Sometimes I find my bees riding the flower spikes like a carnival ride, their little legs packed full of yellow pollen.

At other times, they may ignore the plants in favor of a better available pollen source.

Nevertheless, I would want to add monkey grass to any flower garden as insurance that if nothing else is blooming during Missouri's August dearth, at least these plants are available.

Do you have monkey grass in your garden?

Charlotte

Welcome Coreopsis!

Honeybees and small native bees visit variegated coreopsis in my bee buddy David's garden.

Honeybees and small native bees visit variegated coreopsis in my bee buddy David's garden.

Cool Coreopsis

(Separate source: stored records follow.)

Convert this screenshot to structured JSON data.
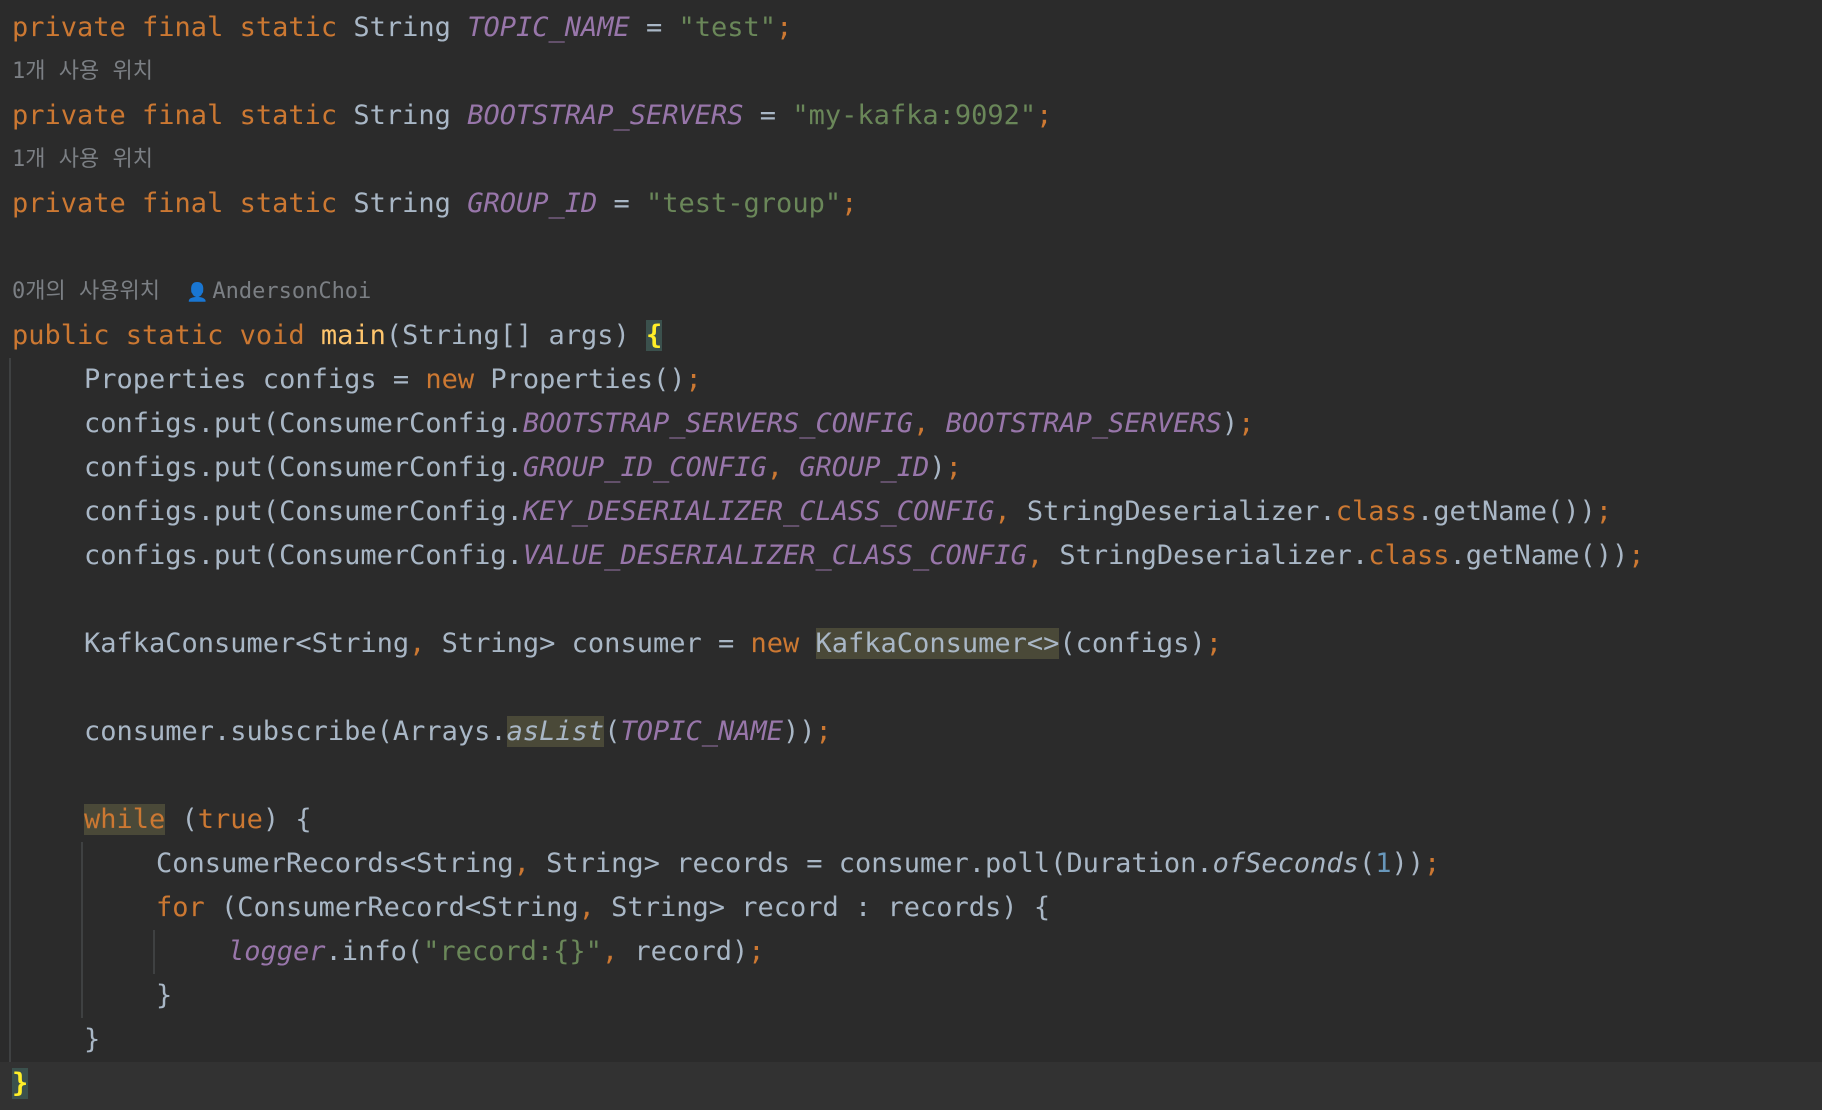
{
  "code": {
    "line1": {
      "kw": "private final static",
      "type": "String",
      "name": "TOPIC_NAME",
      "eq": " = ",
      "str": "\"test\"",
      "end": ";"
    },
    "hint1": "1개 사용 위치",
    "line2": {
      "kw": "private final static",
      "type": "String",
      "name": "BOOTSTRAP_SERVERS",
      "eq": " = ",
      "str": "\"my-kafka:9092\"",
      "end": ";"
    },
    "hint2": "1개 사용 위치",
    "line3": {
      "kw": "private final static",
      "type": "String",
      "name": "GROUP_ID",
      "eq": " = ",
      "str": "\"test-group\"",
      "end": ";"
    },
    "hint_main": {
      "usages": "0개의 사용위치",
      "author": "AndersonChoi"
    },
    "main_sig": {
      "kw": "public static void",
      "fn": "main",
      "params": "(String[] args) ",
      "brace": "{"
    },
    "l_props": {
      "a": "Properties configs = ",
      "kw": "new",
      "b": " Properties()",
      "end": ";"
    },
    "l_put1": {
      "a": "configs.put(ConsumerConfig.",
      "c1": "BOOTSTRAP_SERVERS_CONFIG",
      "sep": ", ",
      "c2": "BOOTSTRAP_SERVERS",
      "b": ")",
      "end": ";"
    },
    "l_put2": {
      "a": "configs.put(ConsumerConfig.",
      "c1": "GROUP_ID_CONFIG",
      "sep": ", ",
      "c2": "GROUP_ID",
      "b": ")",
      "end": ";"
    },
    "l_put3": {
      "a": "configs.put(ConsumerConfig.",
      "c1": "KEY_DESERIALIZER_CLASS_CONFIG",
      "sep": ", ",
      "b": "StringDeserializer.",
      "kw": "class",
      "c": ".getName())",
      "end": ";"
    },
    "l_put4": {
      "a": "configs.put(ConsumerConfig.",
      "c1": "VALUE_DESERIALIZER_CLASS_CONFIG",
      "sep": ", ",
      "b": "StringDeserializer.",
      "kw": "class",
      "c": ".getName())",
      "end": ";"
    },
    "l_consumer": {
      "a": "KafkaConsumer<String",
      "sep": ",",
      "b": " String> consumer = ",
      "kw": "new",
      "sp": " ",
      "hl": "KafkaConsumer<>",
      "c": "(configs)",
      "end": ";"
    },
    "l_subscribe": {
      "a": "consumer.subscribe(Arrays.",
      "hl": "asList",
      "b": "(",
      "c1": "TOPIC_NAME",
      "c": "))",
      "end": ";"
    },
    "l_while": {
      "kw": "while",
      "a": " (",
      "kw2": "true",
      "b": ") {"
    },
    "l_records": {
      "a": "ConsumerRecords<String",
      "sep": ",",
      "b": " String> records = consumer.poll(Duration.",
      "it": "ofSeconds",
      "c": "(",
      "num": "1",
      "d": "))",
      "end": ";"
    },
    "l_for": {
      "kw": "for",
      "a": " (ConsumerRecord<String",
      "sep": ",",
      "b": " String> record : records) {"
    },
    "l_log": {
      "c1": "logger",
      "a": ".info(",
      "str": "\"record:{}\"",
      "sep": ",",
      "b": " record)",
      "end": ";"
    },
    "close_for": "}",
    "close_while": "}",
    "close_main": "}"
  }
}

Delighted to see honeybees attracted to this pretty perennial, a variegated coreopsis. This hardy perennial is pretty in its original all yellow form but I also like the tinged with burn red variety. Both have easy to access pollen for bees and both grow well all summer, including Missouri's infamous August derth.

Good Plant for Hot August

August is traditionally so hot in Missouri plants shut down producing nectar and pollen when temperatures are over 95F for more than a week or so. Gardeners know not to plant much in August because the soil is so dry anything that gets water dries out quickly.

My established coreopsis make it through this hot period, even when I sometimes forget to water them.

Several Coreopsis Choices

There are now a number of coreopsis varieties, from dwarf mounding plants perfect to line borders to plants that grow 4-feet tall, perfect for the back of the flower borders. Remember to plant several plants together so bees can easily see them.

Charlotte